Joyce Fassl
Whether you call it lean manufacturing, getting more bang for the buck, increased productivity or doing more with less, it doesn't really matter. What matters to food and beverage manufacturers is getting quality product out the door quickly and cost-effectively.

Plant floor work can be monotonous. Even simple changes, from comfortable chairs or rails for plant workers to lean on to colorful belts to enhance visuals, can make a huge difference in productivity.

According to Scott Sechler, CEO of the Bell & Evans poultry processing plant (Food Engineering's 2005 Plant of the Year award winner), production workers' eyes can get very tired looking at chicken on white belts all day long.

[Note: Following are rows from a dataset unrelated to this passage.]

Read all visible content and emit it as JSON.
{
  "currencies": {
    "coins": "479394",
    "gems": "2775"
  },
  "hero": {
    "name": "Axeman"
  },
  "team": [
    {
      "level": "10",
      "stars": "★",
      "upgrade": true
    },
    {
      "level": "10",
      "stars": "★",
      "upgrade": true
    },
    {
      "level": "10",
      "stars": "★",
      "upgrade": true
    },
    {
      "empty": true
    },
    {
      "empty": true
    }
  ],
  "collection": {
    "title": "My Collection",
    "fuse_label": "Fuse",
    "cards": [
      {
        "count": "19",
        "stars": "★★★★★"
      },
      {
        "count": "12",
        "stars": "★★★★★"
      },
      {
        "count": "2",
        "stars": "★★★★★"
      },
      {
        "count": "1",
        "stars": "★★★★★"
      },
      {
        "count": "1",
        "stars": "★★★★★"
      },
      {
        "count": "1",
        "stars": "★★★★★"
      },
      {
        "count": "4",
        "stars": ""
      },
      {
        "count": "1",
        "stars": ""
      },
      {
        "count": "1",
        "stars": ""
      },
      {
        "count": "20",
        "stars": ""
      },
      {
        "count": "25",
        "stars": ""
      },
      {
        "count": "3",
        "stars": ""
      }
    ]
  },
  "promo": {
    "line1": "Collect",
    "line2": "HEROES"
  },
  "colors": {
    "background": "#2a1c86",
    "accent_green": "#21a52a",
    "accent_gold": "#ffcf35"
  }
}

Sechler introduced blue conveyor belts to ease tired eyes, but he got a few added advantages: one is that his workers can see the product much better on the blue background. Sechler anticipates that the addition of worker-friendly ideas with recent automation updates will increase yields in some areas of his plant by 30 percent (see page 79).

Color can also be used to enhance food safety. And anything that enhances food safety enhances productivity. Using color can minimize the potential for contamination, dispose of waste and make cleaning more efficient. Cleaning supplies can also be color-coded to make the job simple and easy for plant workers.

In a recent study conducted by the Business Committee for the Arts (BCA), researchers established a positive relationship between on-the-job productivity and the presence of art in the workplace. Does the way your employees perceive their physical work environment have an impact on their job performance? You bet your break room it does, says BCA.

Along with productivity, the study addressed other human factors including stress, morale and creativity. The survey polled employees from a variety of companies across industry lines, and overwhelmingly concluded that art in the workplace helps combat stress; improves employee morale; heightens creativity; improves productivity; encourages expression and creativity; and encourages diversity appreciation.

While I am not suggesting a Jackson Pollock at every plant, a little color may go a long way to boost productivity.

Food Engineering Editorial Advisory Board

David Watson
Vice President, Engineering
Pepperidge Farm, Inc.

Kevin Mellor
Director, Processing Center of Excellence

John Eberle
Innovation Group Manager

Dave Plinski
Director, Dairy Foods Eningeering
Land O' Lakes

Dave Gemellaro
Director, Sector Engineering
Kraft Foods

Peter Migchels
Director of Engineering, Fresh Bakeries
Maple Leaf Foods

Tom Wolters
Senior Manager Technology
Pepsico Beverages & Food

Carl Krueger
Senior Manager, Global Engineering Services
H.J. Heinz